Drill Here. Drill Now. Pay Less?
If you're attending the Democratic National Convention, and you can get past the Stormtrooper-looking police in riot gear, and past the people selling Obama buttons for $3 a pop, and you can keep plugging along even after running across the guy riding his bicycle with a giant flag reading: "You are going to Hell", or the anti-abortion truck, emblazoned with gigantic "photos" of bloody, mutilated, aborted fetuses, then you might find an event offering some substance.
On Monday afternoon, for example, Pete Morton, Senior Resource Economist for The Wilderness Society, gave an interesting talk in the Big Tent. His thesis: Drilling more now will NOT lower oil or natural gas prices.
True, the energy industry (and a growing chorus of politicians) have been telling us that the more we drill in the U.S, the greater our "energy independence" will be. That will make our energy more secure, and the added production will help supply catch up with demand, thus lowering prices. Seems like common economic sense.
But for all kinds of reasons, it just doesn't work that way, Morton says. And he has a much more elegant solution to high energy prices.
When it comes to oil, the problem is war. It's as simple as that. Instability in the Middle East causes doubts and insecurities (and sometimes actual disruptions in production) which drives up the price of oil. Look at a historical chart of crude oil prices, and you'll see a spike every time something goes awry in the Middle East. The Iranians have a revolution: Oil prices climb.
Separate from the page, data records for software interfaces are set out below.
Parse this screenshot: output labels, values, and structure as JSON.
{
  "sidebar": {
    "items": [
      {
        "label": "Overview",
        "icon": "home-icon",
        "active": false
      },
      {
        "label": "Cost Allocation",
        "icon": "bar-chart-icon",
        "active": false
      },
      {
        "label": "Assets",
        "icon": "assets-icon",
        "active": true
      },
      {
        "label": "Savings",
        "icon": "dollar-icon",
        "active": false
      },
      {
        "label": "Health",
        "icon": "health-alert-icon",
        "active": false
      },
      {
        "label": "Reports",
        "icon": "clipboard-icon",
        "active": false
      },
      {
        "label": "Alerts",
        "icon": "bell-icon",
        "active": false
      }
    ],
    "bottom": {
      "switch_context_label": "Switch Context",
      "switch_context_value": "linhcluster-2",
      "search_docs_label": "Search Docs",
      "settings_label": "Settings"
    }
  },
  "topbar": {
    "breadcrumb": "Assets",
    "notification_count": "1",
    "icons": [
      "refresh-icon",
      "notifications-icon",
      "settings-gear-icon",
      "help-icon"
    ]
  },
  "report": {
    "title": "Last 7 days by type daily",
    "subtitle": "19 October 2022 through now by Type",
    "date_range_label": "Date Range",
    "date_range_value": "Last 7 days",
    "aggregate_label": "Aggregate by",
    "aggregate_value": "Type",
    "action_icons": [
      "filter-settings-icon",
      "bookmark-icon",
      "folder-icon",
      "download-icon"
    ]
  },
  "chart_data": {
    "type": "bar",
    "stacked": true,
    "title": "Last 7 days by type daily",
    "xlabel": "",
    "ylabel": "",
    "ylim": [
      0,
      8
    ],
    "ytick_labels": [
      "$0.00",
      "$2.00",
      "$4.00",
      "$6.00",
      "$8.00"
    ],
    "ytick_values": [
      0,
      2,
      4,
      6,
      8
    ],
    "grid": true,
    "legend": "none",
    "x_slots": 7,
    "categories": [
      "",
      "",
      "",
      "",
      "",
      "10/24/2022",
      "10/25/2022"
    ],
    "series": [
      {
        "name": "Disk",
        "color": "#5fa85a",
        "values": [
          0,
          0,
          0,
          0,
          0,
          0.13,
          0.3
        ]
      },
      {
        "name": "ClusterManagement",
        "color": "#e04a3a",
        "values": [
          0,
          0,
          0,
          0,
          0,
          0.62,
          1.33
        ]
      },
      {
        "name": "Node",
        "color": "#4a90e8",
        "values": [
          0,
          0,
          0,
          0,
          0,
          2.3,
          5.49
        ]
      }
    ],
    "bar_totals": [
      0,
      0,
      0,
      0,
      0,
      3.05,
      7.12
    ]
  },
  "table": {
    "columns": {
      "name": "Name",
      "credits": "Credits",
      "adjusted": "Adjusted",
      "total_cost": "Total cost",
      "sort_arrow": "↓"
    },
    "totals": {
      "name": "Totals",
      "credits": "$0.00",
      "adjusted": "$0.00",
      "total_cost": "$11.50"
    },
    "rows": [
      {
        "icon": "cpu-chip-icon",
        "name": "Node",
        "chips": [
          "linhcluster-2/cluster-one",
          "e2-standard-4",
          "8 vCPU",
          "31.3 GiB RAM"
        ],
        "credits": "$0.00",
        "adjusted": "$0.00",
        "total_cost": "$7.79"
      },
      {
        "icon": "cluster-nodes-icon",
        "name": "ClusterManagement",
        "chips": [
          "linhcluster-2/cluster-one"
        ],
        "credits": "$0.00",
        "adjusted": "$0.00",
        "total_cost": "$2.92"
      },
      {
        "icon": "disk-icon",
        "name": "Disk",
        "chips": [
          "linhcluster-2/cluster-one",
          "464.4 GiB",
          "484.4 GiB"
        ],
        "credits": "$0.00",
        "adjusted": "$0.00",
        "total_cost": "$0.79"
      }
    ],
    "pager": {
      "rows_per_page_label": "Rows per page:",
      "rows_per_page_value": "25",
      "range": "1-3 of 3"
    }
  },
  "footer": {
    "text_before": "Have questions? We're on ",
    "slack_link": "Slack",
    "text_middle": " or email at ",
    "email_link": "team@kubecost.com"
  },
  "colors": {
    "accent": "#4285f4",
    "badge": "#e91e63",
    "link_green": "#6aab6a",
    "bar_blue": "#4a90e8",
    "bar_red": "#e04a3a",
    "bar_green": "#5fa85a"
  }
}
The U.S. goes to war with Iraq: Oil prices climb. Usually, once some sort of stability is reached, prices dip again.
In this case, though, there's another factor. For the first time since the Revolutionary War, the U.S. has borrowed money from overseas in order to finance a war. That's driven up the budget deficit, which has caused the dollar to decrease in value, which has resulted in higher oil prices. As a result, even after the "Surge" in Iraq, oil prices continued to surge without relief.
Oil, for the most part, is not what we're dealing with in today's energy boom in the Rocky Mountain West. Those drill rigs popping up everywhere are sucking up natural gas. Morton also spoke to the gas boom, hitting many of the same points as HCN's Boom! Boom! story from a few months back, and an earlier piece about the Bush administration's disingenuous efforts to show that inadequate amounts of federal lands are available for energy production.
When it comes to natural gas prices, says Morton, the price of oil is a significant variable -- so the same factors making oil expensive will also make natural gas expensive, regardless of how many holes are punched in the ground.
There's more. Used to be, many Coloradans actually had cheap natural gas. That's because so much of it was produced here, and producers had very few means to get it to other markets. In recent years, however, the pipeline capacity to transport methane from the gasfields of Colorado and Wyoming to points East -- where natural gas fetches a premium -- has increased significantly. As a result, prices have shot up even here on the edges of the drilling sweet spots. So, gas production has increased. And guess what? Prices haven't decreased. If those prices did start to fall, then the energy companies have a simple solution: Stop producing, and get prices back up again. It's easy to do here in the U.S. because the natural gas market is a closed one -- we import very little of the stuff (as opposed to oil).
So, instead of drilling more, says Morton, and instead of giving tax breaks to industry, the feds should give tax credits to homeowners who install more energy efficient windows or appliances and insulate their homes. That, he points out, would not only take "corporations out of your energy bill," but it would also provide a lower energy bill in the long term.
It's pretty heady stuff. And one might expect, with the Convention being held right here in the heart of gas country, some of our national politicians might start opening their eyes to the problems this swing state and its neighbors are facing (and the political uprising that has resulted). Thing is, it's a lot harder to listen to an economist, like Morton, than it is to get caught up in billboard slogans that appear amid the skyscrapers in downtown Denver (like the one that opens this blog post).
Instead, the Democrats are missing an opportunity to go after the Republicans on the War and the resulting high energy prices, not to mention the damage the fast pace of the current drilling boom has done to the Interior West, Morton says. Even as the candidates take the podium here in Denver, just a stone's throw from the densely-drilled fields and suburbs of Weld County, and not far from the new sweet spot of the Piceance Basin, they've thus far failed to mention true Western issues (even as they speak about how important winning the West is).
"That's why I'm not a Democrat or a Republican," says Morton. "That's why I'm an independent."